TThe United States and Russia began an ambitious nonproliferation program, the Nuclear Cities Initiative (NCI), to create sustainable job opportunities for weapons scientists in Russia's closed nuclear cities and to help Russia accelerate the downsizing of its nuclear weapons complex in in 1998. The program, however, poses a daunting challenge. The nuclear cities are geographically and economically isolated, access is restricted for security reasons, and weapons scientists are not accustomed to working for commercial businesses. Thus, Western businesses are reluctant to invest in the nuclear cities. This report reviews (1) the costs to implement NCI, including the amount of program funds spent in the United States and Russia, as well as planned expenditures; (2) the impact of NCI projects; and (3) the status of the European Nuclear Cities Initiative. GAO summarized this report in testimony before Congress; see: Nuclear Nonproliferation: DOE's Efforts to Secure Nuclear Material and Employ Weapons Scientists in Russia, by Gary L. Jones, Director Natural Resources and Environment, before the Subcommittee on Emerging Threats and Capabilities, Senate Committee on Armed Services. GAO-01-726T, May 15 (10 pages).
Recommendations for Executive Action
|Department of Energy||The Administrator of the National Nuclear Security Administration should evaluate all of the ongoing NCI projects, particularly those that focus on community development activities, and eliminate those that do not support DOE's stated objectives of creating jobs in the nuclear cities and downsizing the Russian nuclear weapons complex.|
|Department of Energy||The Administrator of the National Nuclear Security Administration should establish quantifiable goals and milestones for jobs creation and downsizing the weapons complex that will more clearly gauge progress in the nuclear cities and use this information to help assess future program expansion plans and potential costs.|
|Department of Energy||The Administrator of the National Nuclear Security Administration should strengthen efforts to reduce national laboratories' costs to implement the program in an effort to place more NCI funds in Russia.|
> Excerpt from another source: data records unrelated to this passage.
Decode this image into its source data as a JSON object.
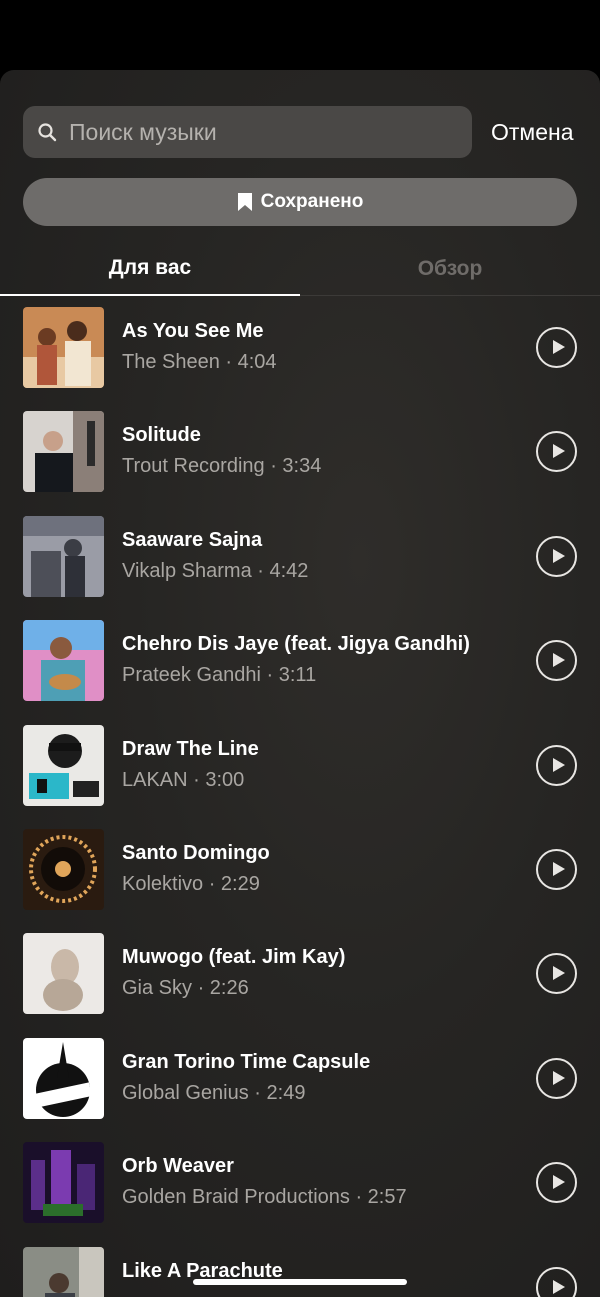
{
  "search": {
    "placeholder": "Поиск музыки",
    "cancel_label": "Отмена"
  },
  "saved": {
    "label": "Сохранено",
    "icon": "bookmark-icon"
  },
  "tabs": [
    {
      "label": "Для вас",
      "active": true
    },
    {
      "label": "Обзор",
      "active": false
    }
  ],
  "tracks": [
    {
      "title": "As You See Me",
      "artist": "The Sheen",
      "duration": "4:04",
      "subtitle": "The Sheen · 4:04"
    },
    {
      "title": "Solitude",
      "artist": "Trout Recording",
      "duration": "3:34",
      "subtitle": "Trout Recording · 3:34"
    },
    {
      "title": "Saaware Sajna",
      "artist": "Vikalp Sharma",
      "duration": "4:42",
      "subtitle": "Vikalp Sharma · 4:42"
    },
    {
      "title": "Chehro Dis Jaye (feat. Jigya Gandhi)",
      "artist": "Prateek Gandhi",
      "duration": "3:11",
      "subtitle": "Prateek Gandhi · 3:11"
    },
    {
      "title": "Draw The Line",
      "artist": "LAKAN",
      "duration": "3:00",
      "subtitle": "LAKAN · 3:00"
    },
    {
      "title": "Santo Domingo",
      "artist": "Kolektivo",
      "duration": "2:29",
      "subtitle": "Kolektivo · 2:29"
    },
    {
      "title": "Muwogo (feat. Jim Kay)",
      "artist": "Gia Sky",
      "duration": "2:26",
      "subtitle": "Gia Sky · 2:26"
    },
    {
      "title": "Gran Torino Time Capsule",
      "artist": "Global Genius",
      "duration": "2:49",
      "subtitle": "Global Genius · 2:49"
    },
    {
      "title": "Orb Weaver",
      "artist": "Golden Braid Productions",
      "duration": "2:57",
      "subtitle": "Golden Braid Productions · 2:57"
    },
    {
      "title": "Like A Parachute",
      "artist": "",
      "duration": "",
      "subtitle": ""
    }
  ],
  "colors": {
    "background": "#262523",
    "search_field": "#4a4846",
    "saved_button": "#6e6c6a",
    "muted_text": "#a9a6a2",
    "inactive_tab": "#6f6c69"
  }
}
|Department of Energy||The Administrator of the National Nuclear Security Administration, in order to maximize limited program resources, should determine whether NCI and the Initiatives for Proliferation Prevention Program (IPP) should be consolidated into one effort--including a determination of what changes in authorizing legislation would be necessary--with a view toward achieving potential cost savings and other programmatic and administrative efficiencies.|